The Lyrical Waters of Bengal

by | Mar 20, 2020 | Guest Blog, Social Trends

I have always thought that out of the five elements, water is the most aesthetically appealing. I love to sit in solitude by the beach, watching the waves lapping the seashore. I love the fragrance of raindrops on the parched earth. I love the comforting sound of running water.

raindrops on leaves

Drops of rain reflect light

Water means different things to different people. To most, it means life and sustenance, to some it means a romantic day with the slight drizzle of a shower. Writers have portrayed various aspects of water in their works – some as a part of their backdrop, or sometimes as a constant companion of the characters themselves. A river, the sea, a raindrop, the monsoon – the list is endless.

Bengal, being a land of rivers, has always fascinated writers, poets and film-makers and inspired them to use water images. Rivers have found a way inevitably into the works of The Bengal Bard, Rabindranath Tagore. Whether it is the lucid Amader Choto Nodi, a poem I read when I was a mere child, or even the subtle river imagery in the poem Shonar Tori, he seems to have had a water imagery for every experience, from ecstasy, to hope, to despair, to spirituality.

River Kopai, Shantiniketen, Bolepur

River Kopai meanders through Shantiniketan

The significance of ‘jolo dao’ to quench Ananda’s thirst in Chandalika, cannot be overlooked. Gurudev’s songs for Borsha, his favourite season, are some of the most striking ones. ‘Shawana gaganey ghor ghanghata’ on a cloudy monsoon day evokes so many memories for each of us. Not surprisingly, some of his best works were when he was travelling on a river. 

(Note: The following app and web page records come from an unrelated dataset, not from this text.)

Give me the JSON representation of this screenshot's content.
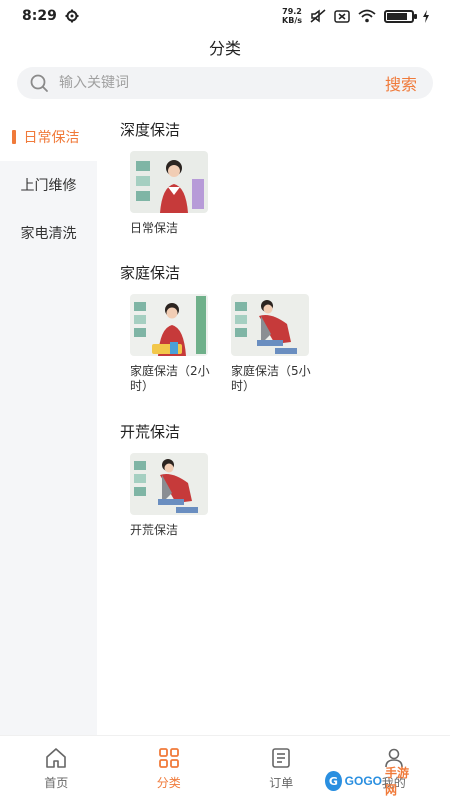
{
  "status_bar": {
    "time": "8:29",
    "net_speed_value": "79.2",
    "net_speed_unit": "KB/s",
    "battery_level": 0.85
  },
  "header": {
    "title": "分类"
  },
  "search": {
    "placeholder": "输入关键词",
    "button_label": "搜索"
  },
  "sidebar": {
    "items": [
      {
        "label": "日常保洁",
        "active": true
      },
      {
        "label": "上门维修",
        "active": false
      },
      {
        "label": "家电清洗",
        "active": false
      }
    ]
  },
  "sections": [
    {
      "title": "深度保洁",
      "cards": [
        {
          "label": "日常保洁"
        }
      ]
    },
    {
      "title": "家庭保洁",
      "cards": [
        {
          "label": "家庭保洁（2小时）"
        },
        {
          "label": "家庭保洁（5小时）"
        }
      ]
    },
    {
      "title": "开荒保洁",
      "cards": [
        {
          "label": "开荒保洁"
        }
      ]
    }
  ],
  "tab_bar": {
    "tabs": [
      {
        "label": "首页",
        "icon": "home-icon",
        "active": false
      },
      {
        "label": "分类",
        "icon": "category-icon",
        "active": true
      },
      {
        "label": "订单",
        "icon": "order-icon",
        "active": false
      },
      {
        "label": "我的",
        "icon": "profile-icon",
        "active": false
      }
    ]
  },
  "watermark": {
    "part1": "GOGO",
    "part2": "手游网"
  },
  "colors": {
    "accent": "#f07a3a",
    "sidebar_bg": "#f5f6f8",
    "search_bg": "#f2f3f5"
  }
}
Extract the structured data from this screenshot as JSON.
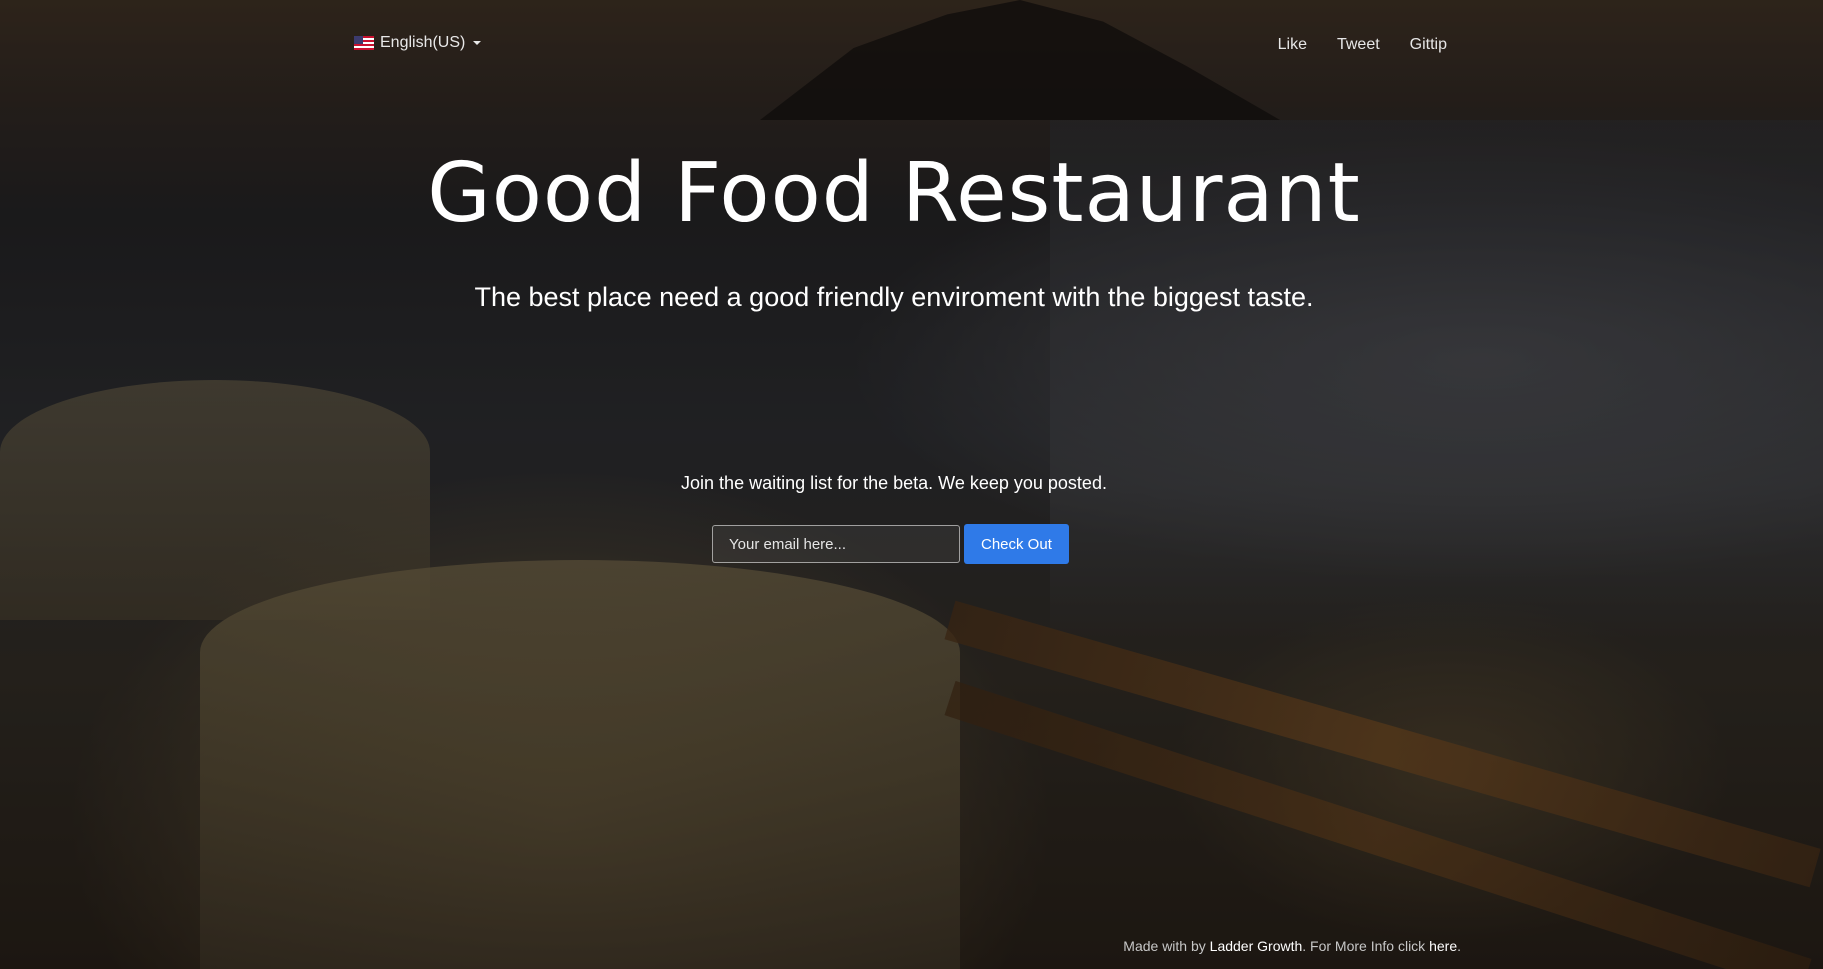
{
  "header": {
    "language": {
      "label": "English(US)",
      "flag_icon": "us-flag-icon"
    },
    "social": {
      "like": "Like",
      "tweet": "Tweet",
      "gittip": "Gittip"
    }
  },
  "hero": {
    "title": "Good Food Restaurant",
    "subtitle": "The best place need a good friendly enviroment with the biggest taste."
  },
  "signup": {
    "prompt": "Join the waiting list for the beta. We keep you posted.",
    "email_placeholder": "Your email here...",
    "email_value": "",
    "button_label": "Check Out",
    "button_color": "#2f7ae8"
  },
  "footer": {
    "made_with": "Made with by ",
    "brand_link": "Ladder Growth",
    "more_info": ". For More Info click ",
    "here_link": "here",
    "end": "."
  }
}
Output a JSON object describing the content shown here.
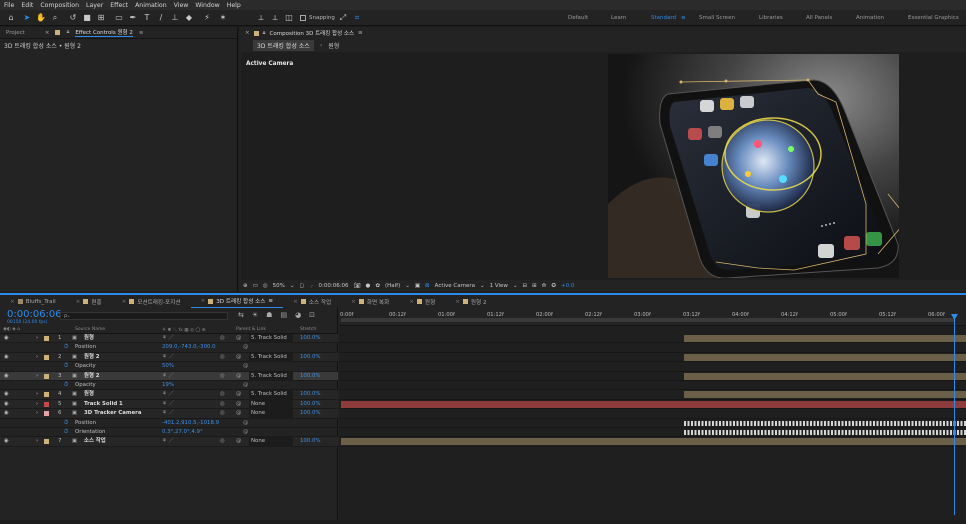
{
  "menu": [
    "File",
    "Edit",
    "Composition",
    "Layer",
    "Effect",
    "Animation",
    "View",
    "Window",
    "Help"
  ],
  "toolbar": {
    "snapping_label": "Snapping",
    "workspaces": [
      "Default",
      "Learn",
      "Standard",
      "Small Screen",
      "Libraries",
      "All Panels",
      "Animation",
      "Essential Graphics"
    ],
    "active_workspace": "Standard"
  },
  "left_panel": {
    "tabs": [
      "Project",
      "Effect Controls 원형 2"
    ],
    "breadcrumb": "3D 트래킹 합성 소스 • 원형 2"
  },
  "comp_panel": {
    "tab_label": "Composition 3D 트래킹 합성 소스",
    "sub_tabs": [
      "3D 트래킹 합성 소스",
      "원형"
    ],
    "active_camera_label": "Active Camera",
    "footer": {
      "zoom": "50%",
      "timecode": "0:00:06:06",
      "resolution": "(Half)",
      "camera": "Active Camera",
      "view": "1 View",
      "exposure": "+0.0"
    }
  },
  "timeline": {
    "tabs": [
      {
        "label": "Bluffs_Trail",
        "color": "#9b8a6a"
      },
      {
        "label": "편흥",
        "color": "#cdb37a"
      },
      {
        "label": "모션트래킹-포지션",
        "color": "#cdb37a"
      },
      {
        "label": "3D 트래킹 합성 소스",
        "color": "#cdb37a"
      },
      {
        "label": "소스 작업",
        "color": "#cdb37a"
      },
      {
        "label": "화면 복화",
        "color": "#cdb37a"
      },
      {
        "label": "원형",
        "color": "#cdb37a"
      },
      {
        "label": "원형 2",
        "color": "#cdb37a"
      }
    ],
    "current_time": "0:00:06:06",
    "frame_info": "00150 (24.00 fps)",
    "search_placeholder": "ρ₊",
    "col_headers": {
      "source_name": "Source Name",
      "parent": "Parent & Link",
      "stretch": "Stretch"
    },
    "ruler": [
      "0:00f",
      "00:12f",
      "01:00f",
      "01:12f",
      "02:00f",
      "02:12f",
      "03:00f",
      "03:12f",
      "04:00f",
      "04:12f",
      "05:00f",
      "05:12f",
      "06:00f"
    ],
    "layers": [
      {
        "type": "layer",
        "num": "1",
        "name": "원형",
        "parent": "5. Track Solid",
        "stretch": "100.0%",
        "color": "#cdb37a"
      },
      {
        "type": "prop",
        "name": "Position",
        "value": "209.0,-743.0,-300.0"
      },
      {
        "type": "layer",
        "num": "2",
        "name": "원형 2",
        "parent": "5. Track Solid",
        "stretch": "100.0%",
        "color": "#cdb37a"
      },
      {
        "type": "prop",
        "name": "Opacity",
        "value": "50%"
      },
      {
        "type": "layer",
        "num": "3",
        "name": "원형 2",
        "parent": "5. Track Solid",
        "stretch": "100.0%",
        "color": "#cdb37a",
        "selected": true
      },
      {
        "type": "prop",
        "name": "Opacity",
        "value": "19%"
      },
      {
        "type": "layer",
        "num": "4",
        "name": "원형",
        "parent": "5. Track Solid",
        "stretch": "100.0%",
        "color": "#cdb37a"
      },
      {
        "type": "layer",
        "num": "5",
        "name": "Track Solid 1",
        "parent": "None",
        "stretch": "100.0%",
        "color": "#c44a4a"
      },
      {
        "type": "layer",
        "num": "6",
        "name": "3D Tracker Camera",
        "parent": "None",
        "stretch": "100.0%",
        "color": "#e8a0a0"
      },
      {
        "type": "prop",
        "name": "Position",
        "value": "-401.2,910.5,-1018.9"
      },
      {
        "type": "prop",
        "name": "Orientation",
        "value": "0.3°,27.0°,4.9°"
      },
      {
        "type": "layer",
        "num": "7",
        "name": "소스 작업",
        "parent": "None",
        "stretch": "100.0%",
        "color": "#cdb37a"
      }
    ]
  }
}
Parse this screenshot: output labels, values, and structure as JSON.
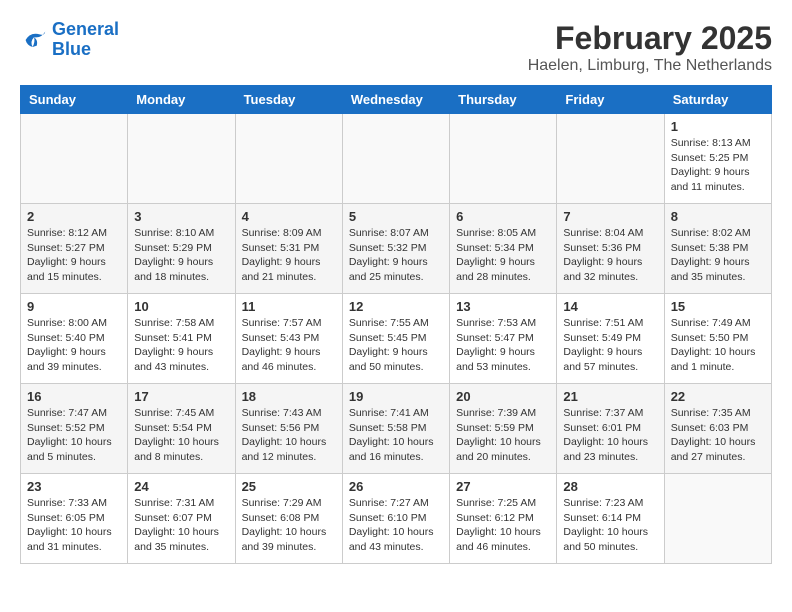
{
  "header": {
    "logo_line1": "General",
    "logo_line2": "Blue",
    "month": "February 2025",
    "location": "Haelen, Limburg, The Netherlands"
  },
  "weekdays": [
    "Sunday",
    "Monday",
    "Tuesday",
    "Wednesday",
    "Thursday",
    "Friday",
    "Saturday"
  ],
  "weeks": [
    [
      {
        "day": "",
        "info": ""
      },
      {
        "day": "",
        "info": ""
      },
      {
        "day": "",
        "info": ""
      },
      {
        "day": "",
        "info": ""
      },
      {
        "day": "",
        "info": ""
      },
      {
        "day": "",
        "info": ""
      },
      {
        "day": "1",
        "info": "Sunrise: 8:13 AM\nSunset: 5:25 PM\nDaylight: 9 hours and 11 minutes."
      }
    ],
    [
      {
        "day": "2",
        "info": "Sunrise: 8:12 AM\nSunset: 5:27 PM\nDaylight: 9 hours and 15 minutes."
      },
      {
        "day": "3",
        "info": "Sunrise: 8:10 AM\nSunset: 5:29 PM\nDaylight: 9 hours and 18 minutes."
      },
      {
        "day": "4",
        "info": "Sunrise: 8:09 AM\nSunset: 5:31 PM\nDaylight: 9 hours and 21 minutes."
      },
      {
        "day": "5",
        "info": "Sunrise: 8:07 AM\nSunset: 5:32 PM\nDaylight: 9 hours and 25 minutes."
      },
      {
        "day": "6",
        "info": "Sunrise: 8:05 AM\nSunset: 5:34 PM\nDaylight: 9 hours and 28 minutes."
      },
      {
        "day": "7",
        "info": "Sunrise: 8:04 AM\nSunset: 5:36 PM\nDaylight: 9 hours and 32 minutes."
      },
      {
        "day": "8",
        "info": "Sunrise: 8:02 AM\nSunset: 5:38 PM\nDaylight: 9 hours and 35 minutes."
      }
    ],
    [
      {
        "day": "9",
        "info": "Sunrise: 8:00 AM\nSunset: 5:40 PM\nDaylight: 9 hours and 39 minutes."
      },
      {
        "day": "10",
        "info": "Sunrise: 7:58 AM\nSunset: 5:41 PM\nDaylight: 9 hours and 43 minutes."
      },
      {
        "day": "11",
        "info": "Sunrise: 7:57 AM\nSunset: 5:43 PM\nDaylight: 9 hours and 46 minutes."
      },
      {
        "day": "12",
        "info": "Sunrise: 7:55 AM\nSunset: 5:45 PM\nDaylight: 9 hours and 50 minutes."
      },
      {
        "day": "13",
        "info": "Sunrise: 7:53 AM\nSunset: 5:47 PM\nDaylight: 9 hours and 53 minutes."
      },
      {
        "day": "14",
        "info": "Sunrise: 7:51 AM\nSunset: 5:49 PM\nDaylight: 9 hours and 57 minutes."
      },
      {
        "day": "15",
        "info": "Sunrise: 7:49 AM\nSunset: 5:50 PM\nDaylight: 10 hours and 1 minute."
      }
    ],
    [
      {
        "day": "16",
        "info": "Sunrise: 7:47 AM\nSunset: 5:52 PM\nDaylight: 10 hours and 5 minutes."
      },
      {
        "day": "17",
        "info": "Sunrise: 7:45 AM\nSunset: 5:54 PM\nDaylight: 10 hours and 8 minutes."
      },
      {
        "day": "18",
        "info": "Sunrise: 7:43 AM\nSunset: 5:56 PM\nDaylight: 10 hours and 12 minutes."
      },
      {
        "day": "19",
        "info": "Sunrise: 7:41 AM\nSunset: 5:58 PM\nDaylight: 10 hours and 16 minutes."
      },
      {
        "day": "20",
        "info": "Sunrise: 7:39 AM\nSunset: 5:59 PM\nDaylight: 10 hours and 20 minutes."
      },
      {
        "day": "21",
        "info": "Sunrise: 7:37 AM\nSunset: 6:01 PM\nDaylight: 10 hours and 23 minutes."
      },
      {
        "day": "22",
        "info": "Sunrise: 7:35 AM\nSunset: 6:03 PM\nDaylight: 10 hours and 27 minutes."
      }
    ],
    [
      {
        "day": "23",
        "info": "Sunrise: 7:33 AM\nSunset: 6:05 PM\nDaylight: 10 hours and 31 minutes."
      },
      {
        "day": "24",
        "info": "Sunrise: 7:31 AM\nSunset: 6:07 PM\nDaylight: 10 hours and 35 minutes."
      },
      {
        "day": "25",
        "info": "Sunrise: 7:29 AM\nSunset: 6:08 PM\nDaylight: 10 hours and 39 minutes."
      },
      {
        "day": "26",
        "info": "Sunrise: 7:27 AM\nSunset: 6:10 PM\nDaylight: 10 hours and 43 minutes."
      },
      {
        "day": "27",
        "info": "Sunrise: 7:25 AM\nSunset: 6:12 PM\nDaylight: 10 hours and 46 minutes."
      },
      {
        "day": "28",
        "info": "Sunrise: 7:23 AM\nSunset: 6:14 PM\nDaylight: 10 hours and 50 minutes."
      },
      {
        "day": "",
        "info": ""
      }
    ]
  ]
}
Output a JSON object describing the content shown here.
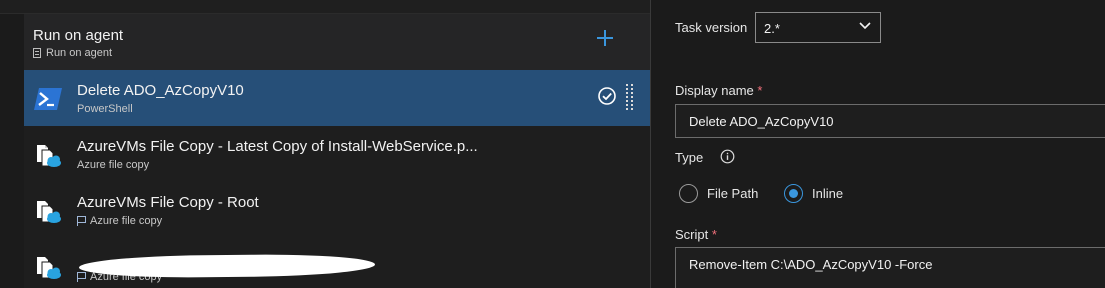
{
  "phase": {
    "title": "Run on agent",
    "subtitle": "Run on agent",
    "add_icon": "plus-icon"
  },
  "tasks": [
    {
      "name": "Delete ADO_AzCopyV10",
      "subtitle": "PowerShell",
      "icon": "powershell-icon",
      "selected": true
    },
    {
      "name": "AzureVMs File Copy - Latest Copy of Install-WebService.p...",
      "subtitle": "Azure file copy",
      "icon": "azure-file-copy-icon"
    },
    {
      "name": "AzureVMs File Copy - Root",
      "subtitle": "Azure file copy",
      "icon": "azure-file-copy-icon",
      "flag": true
    },
    {
      "name": "",
      "subtitle": "Azure file copy",
      "icon": "azure-file-copy-icon",
      "flag": true
    }
  ],
  "details": {
    "task_version_label": "Task version",
    "task_version_value": "2.*",
    "display_name_label": "Display name",
    "display_name_value": "Delete ADO_AzCopyV10",
    "type_label": "Type",
    "type_options": [
      {
        "label": "File Path",
        "checked": false
      },
      {
        "label": "Inline",
        "checked": true
      }
    ],
    "script_label": "Script",
    "script_value": "Remove-Item C:\\ADO_AzCopyV10 -Force",
    "required_marker": "*"
  },
  "colors": {
    "accent": "#3a96dd",
    "selected_row": "#264f78",
    "required": "#f1707b"
  }
}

Some of the many images that stay with us are from the movie Satyajit Ray’s Pather Panchali. An image that has remained etched in my mind is that of the children celebrating their innocence in the pouring rain.

raindrops on lotus leaves

Raindrops shimmering on lotus leaves

Water is life, a necessity… it is wondrous. It provides livelihood, yet it is also a bearer of bad news, a threat. Durga gets drenched in the monsoon showers and has a fever which proves to be fatal. After her death, Apu throws the necklace Durga had stolen, into a pond…which hides their secret forever in its depths. 

Bibhutibhushan’s Icchamati told the tale of a life along the river, flowing and meandering … a symbol for time and eternity. Reading Jibananando’s evocative poetry, I remember the countless images of Bengal’s rivers and lush greenery. Ritwik Ghatak’s movie Titas ekti nadir naam made its mark on my impressionable mind with its omnipresent river… almost a character, a metaphor.

Marshy land

Lush green wetlands 

In recent times, Amitava Ghosh’s The Hungry Tide is one of the novels which took me back to the eco-system of the watery mangroves of the Sunderbans. Ghosh uses water as a metaphor for social change. Water is both an emblematic and a literal image in the novel.

Music is my second love … after books. There too, I find melodies of water, rivers and rain everywhere. Though an Assamese, Bhupen Hazarika’s songs ‘Ganga amar maa, Padma amar maa’ and ‘Bistirno dupare, are an integral part of my childhood days when the LPs were played on the gramophone.

In fact, the radio playing the Bhatiyali folk songs is another memory that I associate with growing up in Kolkata. These river songs were sung by the fisherman as they went downstream. I remember my parents eulogising singer Abbas Uddin’s Amay dubaili re, amay bhashaili re and listening to Manna Dey’s rendition of the same.

Tree and water expanse

A tree stands solitary amidst flowing water

Growing up in riverine Bengal meant that rivers, heavy monsoon showers, ponds and lakes were an integral part of our lives. We were surrounded by the vibrant images in literature, music, movies. These are some of the most unforgettable and lingering images in my mind. What are yours?

Text: Mitul Bose Images: Sravasti Ghosh Dastidar